Nothing but a number should be given: the count of lines in the data that include the string "tipe".

[Website and app data records]
----------

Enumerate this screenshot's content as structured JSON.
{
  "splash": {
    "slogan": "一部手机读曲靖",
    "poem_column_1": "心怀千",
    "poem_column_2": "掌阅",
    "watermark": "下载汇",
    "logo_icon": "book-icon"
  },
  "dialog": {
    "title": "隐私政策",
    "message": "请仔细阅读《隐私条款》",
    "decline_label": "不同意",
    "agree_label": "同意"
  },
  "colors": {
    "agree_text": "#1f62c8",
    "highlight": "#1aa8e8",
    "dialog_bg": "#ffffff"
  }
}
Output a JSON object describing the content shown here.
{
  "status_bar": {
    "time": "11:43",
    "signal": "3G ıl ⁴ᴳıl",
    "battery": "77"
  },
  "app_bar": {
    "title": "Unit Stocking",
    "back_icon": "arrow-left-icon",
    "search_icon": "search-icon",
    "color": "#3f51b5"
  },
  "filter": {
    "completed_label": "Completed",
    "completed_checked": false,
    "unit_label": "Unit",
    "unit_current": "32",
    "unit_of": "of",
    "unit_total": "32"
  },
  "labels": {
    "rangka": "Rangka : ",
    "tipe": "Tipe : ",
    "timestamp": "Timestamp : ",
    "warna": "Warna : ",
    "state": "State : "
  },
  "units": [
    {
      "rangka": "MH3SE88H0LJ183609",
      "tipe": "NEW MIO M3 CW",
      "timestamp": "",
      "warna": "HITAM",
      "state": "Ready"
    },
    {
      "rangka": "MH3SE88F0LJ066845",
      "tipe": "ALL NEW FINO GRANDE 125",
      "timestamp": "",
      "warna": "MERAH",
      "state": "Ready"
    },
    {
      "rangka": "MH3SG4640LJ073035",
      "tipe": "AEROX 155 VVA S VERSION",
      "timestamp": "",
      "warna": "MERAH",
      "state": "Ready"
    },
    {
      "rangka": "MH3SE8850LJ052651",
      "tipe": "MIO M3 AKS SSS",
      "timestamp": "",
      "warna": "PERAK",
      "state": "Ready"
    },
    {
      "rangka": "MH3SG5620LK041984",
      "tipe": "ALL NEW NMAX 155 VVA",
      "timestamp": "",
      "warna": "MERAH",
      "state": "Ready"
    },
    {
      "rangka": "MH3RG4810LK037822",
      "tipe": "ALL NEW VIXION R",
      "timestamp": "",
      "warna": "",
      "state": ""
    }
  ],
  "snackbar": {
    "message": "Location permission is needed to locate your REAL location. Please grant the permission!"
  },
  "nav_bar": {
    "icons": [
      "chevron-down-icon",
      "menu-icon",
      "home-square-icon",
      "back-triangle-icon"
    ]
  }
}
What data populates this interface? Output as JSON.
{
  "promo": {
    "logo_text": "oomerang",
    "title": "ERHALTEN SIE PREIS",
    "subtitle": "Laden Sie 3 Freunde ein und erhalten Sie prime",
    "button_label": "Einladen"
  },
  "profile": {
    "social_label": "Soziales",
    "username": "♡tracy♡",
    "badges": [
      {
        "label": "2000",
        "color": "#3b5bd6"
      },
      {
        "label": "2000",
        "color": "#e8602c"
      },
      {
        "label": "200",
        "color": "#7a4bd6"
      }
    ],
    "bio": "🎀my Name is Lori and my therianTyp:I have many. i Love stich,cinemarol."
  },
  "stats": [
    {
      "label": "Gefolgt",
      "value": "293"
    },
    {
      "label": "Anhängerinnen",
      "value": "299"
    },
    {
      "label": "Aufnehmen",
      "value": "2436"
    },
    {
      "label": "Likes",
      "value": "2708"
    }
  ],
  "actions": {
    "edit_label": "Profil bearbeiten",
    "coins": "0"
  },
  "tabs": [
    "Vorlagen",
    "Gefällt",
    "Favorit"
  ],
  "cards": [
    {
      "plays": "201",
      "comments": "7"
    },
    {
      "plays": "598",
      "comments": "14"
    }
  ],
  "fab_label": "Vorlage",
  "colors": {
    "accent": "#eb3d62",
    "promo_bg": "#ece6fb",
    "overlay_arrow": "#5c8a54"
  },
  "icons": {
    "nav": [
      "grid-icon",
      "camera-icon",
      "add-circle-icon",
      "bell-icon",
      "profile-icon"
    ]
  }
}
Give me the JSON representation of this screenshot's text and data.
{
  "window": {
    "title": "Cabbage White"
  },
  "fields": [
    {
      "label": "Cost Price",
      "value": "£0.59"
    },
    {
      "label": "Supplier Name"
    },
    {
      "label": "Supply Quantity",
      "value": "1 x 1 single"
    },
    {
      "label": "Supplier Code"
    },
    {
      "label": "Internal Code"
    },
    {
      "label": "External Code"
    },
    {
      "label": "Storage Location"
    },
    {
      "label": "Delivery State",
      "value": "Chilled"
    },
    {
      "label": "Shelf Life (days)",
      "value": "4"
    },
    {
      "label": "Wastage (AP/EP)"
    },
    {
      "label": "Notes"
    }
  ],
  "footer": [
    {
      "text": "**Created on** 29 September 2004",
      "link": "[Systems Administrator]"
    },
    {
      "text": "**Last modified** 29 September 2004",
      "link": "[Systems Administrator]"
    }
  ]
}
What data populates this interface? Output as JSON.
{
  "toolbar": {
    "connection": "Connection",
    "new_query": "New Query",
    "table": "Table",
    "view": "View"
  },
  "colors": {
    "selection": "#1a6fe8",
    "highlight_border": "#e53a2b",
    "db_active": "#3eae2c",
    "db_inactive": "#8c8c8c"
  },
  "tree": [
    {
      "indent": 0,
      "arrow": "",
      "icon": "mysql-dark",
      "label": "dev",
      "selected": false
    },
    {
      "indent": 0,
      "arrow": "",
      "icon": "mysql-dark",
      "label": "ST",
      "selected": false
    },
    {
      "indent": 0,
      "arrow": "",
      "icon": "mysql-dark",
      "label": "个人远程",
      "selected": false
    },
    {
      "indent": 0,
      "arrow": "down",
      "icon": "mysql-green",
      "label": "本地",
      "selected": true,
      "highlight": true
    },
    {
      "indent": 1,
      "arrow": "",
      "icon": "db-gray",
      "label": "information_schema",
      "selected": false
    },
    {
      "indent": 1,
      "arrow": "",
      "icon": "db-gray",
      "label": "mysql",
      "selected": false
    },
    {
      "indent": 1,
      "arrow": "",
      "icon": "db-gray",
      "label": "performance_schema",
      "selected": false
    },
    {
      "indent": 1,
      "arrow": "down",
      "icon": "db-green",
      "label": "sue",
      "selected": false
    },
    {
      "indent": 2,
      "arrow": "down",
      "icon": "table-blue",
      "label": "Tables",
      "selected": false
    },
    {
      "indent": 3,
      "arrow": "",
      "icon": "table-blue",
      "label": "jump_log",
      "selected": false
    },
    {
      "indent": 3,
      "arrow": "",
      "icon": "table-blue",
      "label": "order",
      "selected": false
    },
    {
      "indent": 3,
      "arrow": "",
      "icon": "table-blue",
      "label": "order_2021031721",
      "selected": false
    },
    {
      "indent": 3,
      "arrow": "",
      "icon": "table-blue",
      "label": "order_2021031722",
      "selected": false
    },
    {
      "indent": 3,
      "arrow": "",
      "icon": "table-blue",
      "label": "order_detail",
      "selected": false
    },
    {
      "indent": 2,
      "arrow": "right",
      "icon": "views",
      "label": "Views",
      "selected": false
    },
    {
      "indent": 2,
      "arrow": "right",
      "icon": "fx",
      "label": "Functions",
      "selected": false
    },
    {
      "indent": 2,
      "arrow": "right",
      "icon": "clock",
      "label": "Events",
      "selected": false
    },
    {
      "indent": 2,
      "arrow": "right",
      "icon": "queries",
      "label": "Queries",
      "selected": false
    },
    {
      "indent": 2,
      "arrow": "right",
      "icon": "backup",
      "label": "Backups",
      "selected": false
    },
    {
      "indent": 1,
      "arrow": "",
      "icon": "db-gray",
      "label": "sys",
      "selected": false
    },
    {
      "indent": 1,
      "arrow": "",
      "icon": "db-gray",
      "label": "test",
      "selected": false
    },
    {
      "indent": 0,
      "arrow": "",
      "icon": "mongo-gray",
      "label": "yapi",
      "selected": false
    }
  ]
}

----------

[Task output] 7